(Interface dataset entries)
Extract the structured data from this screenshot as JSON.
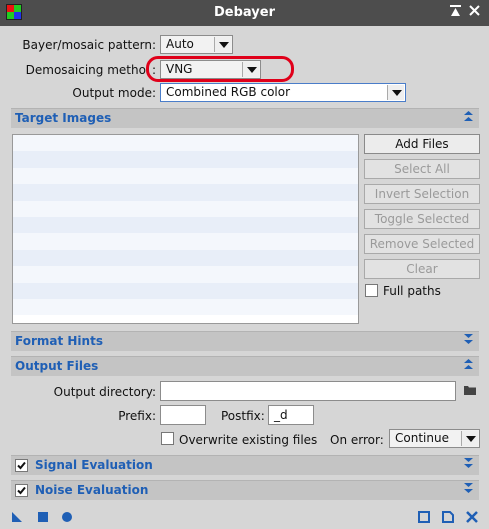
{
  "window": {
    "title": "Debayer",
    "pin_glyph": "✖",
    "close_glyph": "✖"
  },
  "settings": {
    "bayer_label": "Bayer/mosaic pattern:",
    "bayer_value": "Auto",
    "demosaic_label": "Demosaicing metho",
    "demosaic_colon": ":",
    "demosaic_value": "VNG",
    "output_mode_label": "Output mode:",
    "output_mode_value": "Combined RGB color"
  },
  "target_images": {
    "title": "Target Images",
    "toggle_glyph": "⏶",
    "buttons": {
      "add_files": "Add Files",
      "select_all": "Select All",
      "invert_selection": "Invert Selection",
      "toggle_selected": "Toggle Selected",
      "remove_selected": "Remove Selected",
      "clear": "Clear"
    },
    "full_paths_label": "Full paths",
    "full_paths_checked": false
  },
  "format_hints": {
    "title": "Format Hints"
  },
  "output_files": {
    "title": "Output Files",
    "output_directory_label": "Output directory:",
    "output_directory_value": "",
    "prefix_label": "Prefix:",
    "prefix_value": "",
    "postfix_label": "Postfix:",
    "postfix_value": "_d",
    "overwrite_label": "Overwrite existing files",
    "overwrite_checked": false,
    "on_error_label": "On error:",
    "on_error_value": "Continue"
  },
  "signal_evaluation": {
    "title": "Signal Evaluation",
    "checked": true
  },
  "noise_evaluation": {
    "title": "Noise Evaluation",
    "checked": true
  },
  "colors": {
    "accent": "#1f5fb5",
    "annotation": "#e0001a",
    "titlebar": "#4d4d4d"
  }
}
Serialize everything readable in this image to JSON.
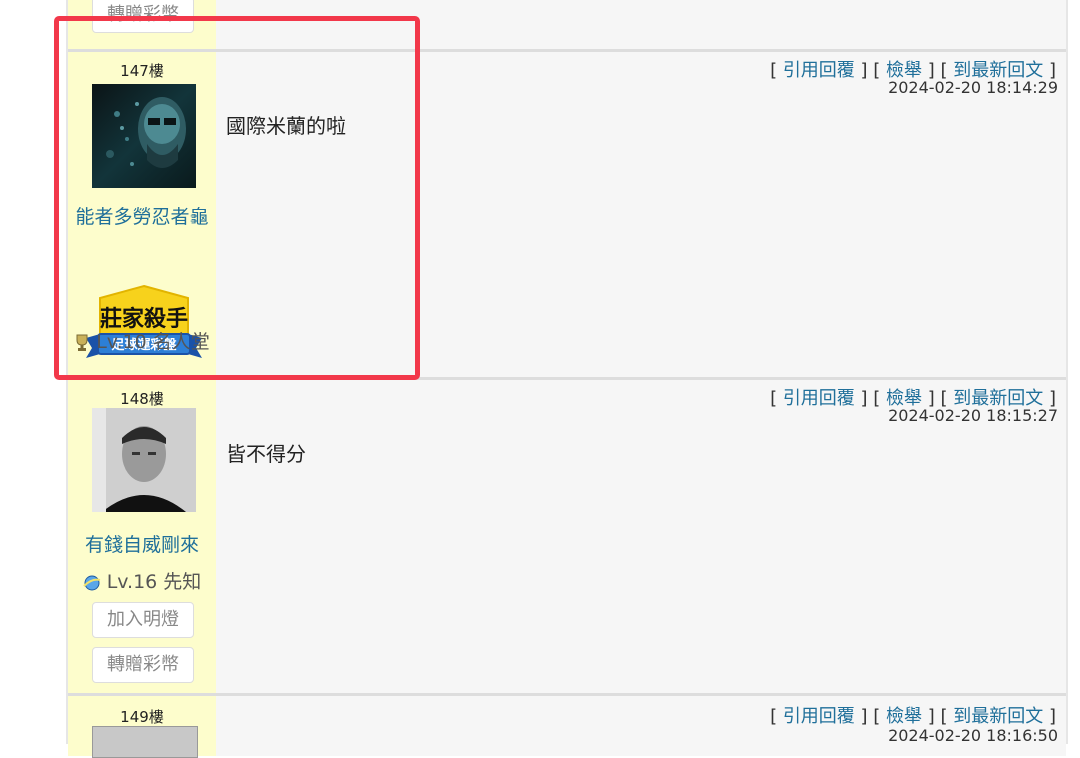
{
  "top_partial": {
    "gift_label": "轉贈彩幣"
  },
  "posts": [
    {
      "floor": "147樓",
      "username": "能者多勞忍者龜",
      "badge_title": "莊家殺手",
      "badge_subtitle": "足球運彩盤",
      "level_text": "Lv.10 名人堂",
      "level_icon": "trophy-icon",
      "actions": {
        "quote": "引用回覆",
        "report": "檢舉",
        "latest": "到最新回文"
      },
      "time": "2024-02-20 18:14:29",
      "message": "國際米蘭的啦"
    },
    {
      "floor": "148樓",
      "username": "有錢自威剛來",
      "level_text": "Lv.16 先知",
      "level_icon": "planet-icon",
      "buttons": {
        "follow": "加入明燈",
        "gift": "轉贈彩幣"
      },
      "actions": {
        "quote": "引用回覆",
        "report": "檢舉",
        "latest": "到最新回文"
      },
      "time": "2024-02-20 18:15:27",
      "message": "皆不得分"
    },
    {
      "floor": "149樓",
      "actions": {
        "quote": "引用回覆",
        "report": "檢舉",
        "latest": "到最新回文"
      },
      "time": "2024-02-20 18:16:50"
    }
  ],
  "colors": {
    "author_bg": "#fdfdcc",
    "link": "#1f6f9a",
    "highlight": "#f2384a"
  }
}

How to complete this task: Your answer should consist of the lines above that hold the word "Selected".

Output for this task:
      "toggle_selected": "Toggle Selected",
      "remove_selected": "Remove Selected",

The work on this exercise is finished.